Halfdan pillaged with his brothers Ivar Ragnarsson and Ubbe Ragnarsson, and later became a leader of the Great Heathen Army. The army first landed in England in East Anglia during 865.

Halfdan led the Danes in the taking of Reading and in inflicting defeat on Alfred the Great when the Saxons attempted to retake it.[1] However he is also listed as one of the commanders of the Vikings four days later at The Battle of Ashdown on 8 January 871 when Alfred led the West Saxon army in a victorious battle. However, the Danes inflicted more defeats on Alfred and Halfdan became the ruler of London 871–872 where he had coins made.[2]

In 875, he joined his brothers in conquering the Kingdom of Northumbria. He was widely unpopular due to his alleged cruelty. He was expelled from York and died during a new Viking expedition in 877.[3]

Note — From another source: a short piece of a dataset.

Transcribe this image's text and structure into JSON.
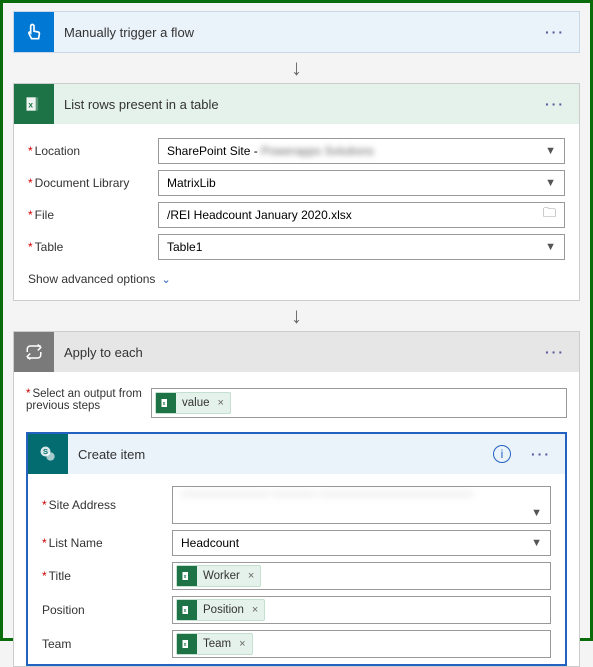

The sources regarding Halfdan are scant and partly contradictory. Ragnar Lodbrok's Saga refers only to the name "Hvitserk" and does not mention the name "Halfdan" at all.[3]

Preceded by
none
King of Jórvík
875–877
Succeeded by
Guthfrith

See also[edit]

References[edit]

  1. ^ Crofton, Ian (2006). The Kings & Queens of England. Quercus Publishing. p. 9. ISBN 9781847246288. 
  2. ^ Grueber, Herbert Appold (1899). Handbook of the Coins of Great Britain and Ireland in the British Museum. Trustees of the British Museum. p. 17. 
  3. ^ a b "Ragnar Lodbroks Saga". heimskringla.no. Retrieved March 1, 2012.  (Norwegian version)

Related sources[edit]

  • Kirby, D. P. The Earliest English Kings (London: Unwin, 1991)
  • Higham, N. J. and Sutton, Alan. The Kingdom of Northumbria AD 350-1100 (Sutton Publishing. 1993)

Logo för Nordisk familjeboks uggleupplaga.png This article contains content from the Owl Edition of Nordisk familjebok, a Swedish encyclopedia published between 1904 and 1926, now in the public domain.